- **Exercise directions**
For each line in the records that contains "whiteship", make a copy.

####################

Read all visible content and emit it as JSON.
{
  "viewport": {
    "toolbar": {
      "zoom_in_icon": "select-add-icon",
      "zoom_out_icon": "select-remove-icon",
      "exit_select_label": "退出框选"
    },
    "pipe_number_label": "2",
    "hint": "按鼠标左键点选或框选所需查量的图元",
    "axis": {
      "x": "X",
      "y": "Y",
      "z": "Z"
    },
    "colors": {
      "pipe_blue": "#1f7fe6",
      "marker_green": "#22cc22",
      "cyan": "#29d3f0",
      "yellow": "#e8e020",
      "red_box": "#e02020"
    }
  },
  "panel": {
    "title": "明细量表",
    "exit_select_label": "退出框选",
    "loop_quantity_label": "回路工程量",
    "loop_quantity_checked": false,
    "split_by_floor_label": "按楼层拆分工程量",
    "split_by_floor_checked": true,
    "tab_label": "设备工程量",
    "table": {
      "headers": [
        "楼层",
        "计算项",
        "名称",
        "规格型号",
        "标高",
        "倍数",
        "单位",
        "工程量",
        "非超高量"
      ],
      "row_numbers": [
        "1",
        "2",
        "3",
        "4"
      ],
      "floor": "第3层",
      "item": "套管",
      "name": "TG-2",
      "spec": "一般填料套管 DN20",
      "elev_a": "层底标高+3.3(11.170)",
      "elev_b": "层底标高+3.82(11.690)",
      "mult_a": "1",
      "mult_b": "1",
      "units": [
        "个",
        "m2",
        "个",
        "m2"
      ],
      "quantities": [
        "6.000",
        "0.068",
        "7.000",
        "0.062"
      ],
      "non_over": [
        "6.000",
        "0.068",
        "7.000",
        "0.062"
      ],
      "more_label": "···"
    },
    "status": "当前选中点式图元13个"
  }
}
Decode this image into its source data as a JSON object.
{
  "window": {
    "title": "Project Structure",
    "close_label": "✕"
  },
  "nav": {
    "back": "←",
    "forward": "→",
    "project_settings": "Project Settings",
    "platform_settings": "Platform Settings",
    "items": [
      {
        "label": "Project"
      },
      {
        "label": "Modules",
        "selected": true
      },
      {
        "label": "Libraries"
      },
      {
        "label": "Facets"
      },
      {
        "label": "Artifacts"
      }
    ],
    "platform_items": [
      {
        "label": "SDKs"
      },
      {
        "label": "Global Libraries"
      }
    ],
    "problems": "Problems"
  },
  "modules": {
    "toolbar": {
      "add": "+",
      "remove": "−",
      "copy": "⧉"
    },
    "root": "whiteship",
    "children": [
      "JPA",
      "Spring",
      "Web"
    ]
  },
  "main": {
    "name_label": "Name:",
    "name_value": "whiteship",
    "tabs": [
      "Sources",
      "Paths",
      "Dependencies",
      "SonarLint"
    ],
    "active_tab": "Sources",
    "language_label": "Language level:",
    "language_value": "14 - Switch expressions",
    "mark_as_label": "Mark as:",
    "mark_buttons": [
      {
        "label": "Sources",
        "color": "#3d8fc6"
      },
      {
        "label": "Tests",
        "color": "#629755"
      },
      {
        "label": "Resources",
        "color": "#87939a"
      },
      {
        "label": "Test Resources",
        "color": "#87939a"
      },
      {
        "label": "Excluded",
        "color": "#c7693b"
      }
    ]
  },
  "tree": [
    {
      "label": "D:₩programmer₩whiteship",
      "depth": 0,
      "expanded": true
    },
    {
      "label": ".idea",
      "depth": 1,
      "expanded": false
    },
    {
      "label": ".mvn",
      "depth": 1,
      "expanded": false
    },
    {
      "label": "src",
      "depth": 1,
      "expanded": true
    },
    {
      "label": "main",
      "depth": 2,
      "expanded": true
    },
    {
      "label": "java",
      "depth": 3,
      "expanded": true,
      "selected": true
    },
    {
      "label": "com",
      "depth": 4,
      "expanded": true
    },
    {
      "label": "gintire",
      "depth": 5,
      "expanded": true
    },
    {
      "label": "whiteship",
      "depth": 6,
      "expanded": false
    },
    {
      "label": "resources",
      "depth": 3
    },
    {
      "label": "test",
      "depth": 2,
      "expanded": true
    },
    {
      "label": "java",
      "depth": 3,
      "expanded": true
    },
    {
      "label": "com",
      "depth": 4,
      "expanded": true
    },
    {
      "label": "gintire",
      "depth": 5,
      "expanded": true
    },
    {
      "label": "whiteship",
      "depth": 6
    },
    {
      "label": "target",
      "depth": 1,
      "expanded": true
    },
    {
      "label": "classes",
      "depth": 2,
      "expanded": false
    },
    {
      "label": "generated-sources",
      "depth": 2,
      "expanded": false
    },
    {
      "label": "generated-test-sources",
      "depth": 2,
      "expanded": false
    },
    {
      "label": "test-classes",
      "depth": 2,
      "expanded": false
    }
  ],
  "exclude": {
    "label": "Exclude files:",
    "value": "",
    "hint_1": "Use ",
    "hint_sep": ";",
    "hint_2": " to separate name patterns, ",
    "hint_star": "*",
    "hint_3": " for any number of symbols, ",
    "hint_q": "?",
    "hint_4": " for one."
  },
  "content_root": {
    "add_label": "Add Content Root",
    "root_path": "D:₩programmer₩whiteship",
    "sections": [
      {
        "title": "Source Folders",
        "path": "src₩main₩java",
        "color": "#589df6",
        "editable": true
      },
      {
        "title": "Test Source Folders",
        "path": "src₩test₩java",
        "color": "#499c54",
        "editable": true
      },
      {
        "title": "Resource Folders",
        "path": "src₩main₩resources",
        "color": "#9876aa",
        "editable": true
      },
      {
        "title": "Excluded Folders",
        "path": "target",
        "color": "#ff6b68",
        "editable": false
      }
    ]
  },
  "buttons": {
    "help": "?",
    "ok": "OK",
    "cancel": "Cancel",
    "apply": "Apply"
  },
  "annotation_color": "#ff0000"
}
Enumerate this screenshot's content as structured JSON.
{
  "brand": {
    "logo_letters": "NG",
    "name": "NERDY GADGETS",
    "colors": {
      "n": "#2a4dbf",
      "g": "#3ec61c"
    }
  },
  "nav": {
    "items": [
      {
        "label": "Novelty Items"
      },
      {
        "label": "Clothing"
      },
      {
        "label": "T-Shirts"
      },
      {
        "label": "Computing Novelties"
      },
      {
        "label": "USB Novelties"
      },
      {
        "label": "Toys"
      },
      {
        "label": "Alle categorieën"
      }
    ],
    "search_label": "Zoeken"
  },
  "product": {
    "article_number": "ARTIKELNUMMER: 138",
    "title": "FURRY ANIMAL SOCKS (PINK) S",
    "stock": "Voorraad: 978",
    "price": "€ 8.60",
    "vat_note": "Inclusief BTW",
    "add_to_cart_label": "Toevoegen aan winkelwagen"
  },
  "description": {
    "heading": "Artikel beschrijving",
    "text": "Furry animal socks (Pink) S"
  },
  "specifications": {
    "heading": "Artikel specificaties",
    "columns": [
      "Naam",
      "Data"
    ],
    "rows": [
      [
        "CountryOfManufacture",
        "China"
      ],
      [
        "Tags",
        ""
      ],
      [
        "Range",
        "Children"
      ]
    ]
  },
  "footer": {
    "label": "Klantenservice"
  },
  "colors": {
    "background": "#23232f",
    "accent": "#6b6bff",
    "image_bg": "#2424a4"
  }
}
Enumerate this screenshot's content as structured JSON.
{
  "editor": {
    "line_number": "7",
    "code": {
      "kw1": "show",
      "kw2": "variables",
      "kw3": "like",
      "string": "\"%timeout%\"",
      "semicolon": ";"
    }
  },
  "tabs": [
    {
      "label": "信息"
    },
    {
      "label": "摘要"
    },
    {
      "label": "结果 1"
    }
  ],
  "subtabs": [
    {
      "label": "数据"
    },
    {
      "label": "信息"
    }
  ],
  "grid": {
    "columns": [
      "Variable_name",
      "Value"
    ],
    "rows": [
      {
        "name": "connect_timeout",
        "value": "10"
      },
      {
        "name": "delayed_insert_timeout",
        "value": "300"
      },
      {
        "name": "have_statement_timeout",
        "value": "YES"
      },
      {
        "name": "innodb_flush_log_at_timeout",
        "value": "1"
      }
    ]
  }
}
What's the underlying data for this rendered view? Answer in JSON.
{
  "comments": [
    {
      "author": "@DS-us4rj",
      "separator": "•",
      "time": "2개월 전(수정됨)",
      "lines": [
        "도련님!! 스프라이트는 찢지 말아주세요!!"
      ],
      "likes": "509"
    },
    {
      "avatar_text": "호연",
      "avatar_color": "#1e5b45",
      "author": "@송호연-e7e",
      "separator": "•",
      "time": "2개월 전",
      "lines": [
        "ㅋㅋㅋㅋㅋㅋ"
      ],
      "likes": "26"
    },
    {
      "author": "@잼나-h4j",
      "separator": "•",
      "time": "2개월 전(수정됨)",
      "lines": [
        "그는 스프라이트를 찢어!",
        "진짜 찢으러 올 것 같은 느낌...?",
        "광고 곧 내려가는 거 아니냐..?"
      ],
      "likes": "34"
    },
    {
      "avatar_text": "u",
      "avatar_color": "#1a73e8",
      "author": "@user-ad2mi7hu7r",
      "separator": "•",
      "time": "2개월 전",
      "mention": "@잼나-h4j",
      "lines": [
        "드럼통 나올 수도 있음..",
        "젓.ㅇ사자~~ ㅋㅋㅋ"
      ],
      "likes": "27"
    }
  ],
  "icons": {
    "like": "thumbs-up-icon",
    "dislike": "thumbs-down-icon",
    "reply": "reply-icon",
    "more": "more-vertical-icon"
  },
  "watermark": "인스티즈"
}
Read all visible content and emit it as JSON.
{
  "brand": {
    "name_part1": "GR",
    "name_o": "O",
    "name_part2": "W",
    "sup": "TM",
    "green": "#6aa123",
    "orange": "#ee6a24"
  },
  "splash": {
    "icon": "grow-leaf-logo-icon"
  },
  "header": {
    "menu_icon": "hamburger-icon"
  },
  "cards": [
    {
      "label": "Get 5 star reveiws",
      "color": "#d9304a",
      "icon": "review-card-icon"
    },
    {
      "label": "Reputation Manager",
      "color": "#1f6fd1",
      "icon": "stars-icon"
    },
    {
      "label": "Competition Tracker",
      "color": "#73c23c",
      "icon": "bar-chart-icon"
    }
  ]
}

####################

- **Answer area**
    "root": "whiteship",
    "name_value": "whiteship",
      "label": "D:₩programmer₩whiteship",
      "label": "whiteship",
      "label": "whiteship",
    "root_path": "D:₩programmer₩whiteship",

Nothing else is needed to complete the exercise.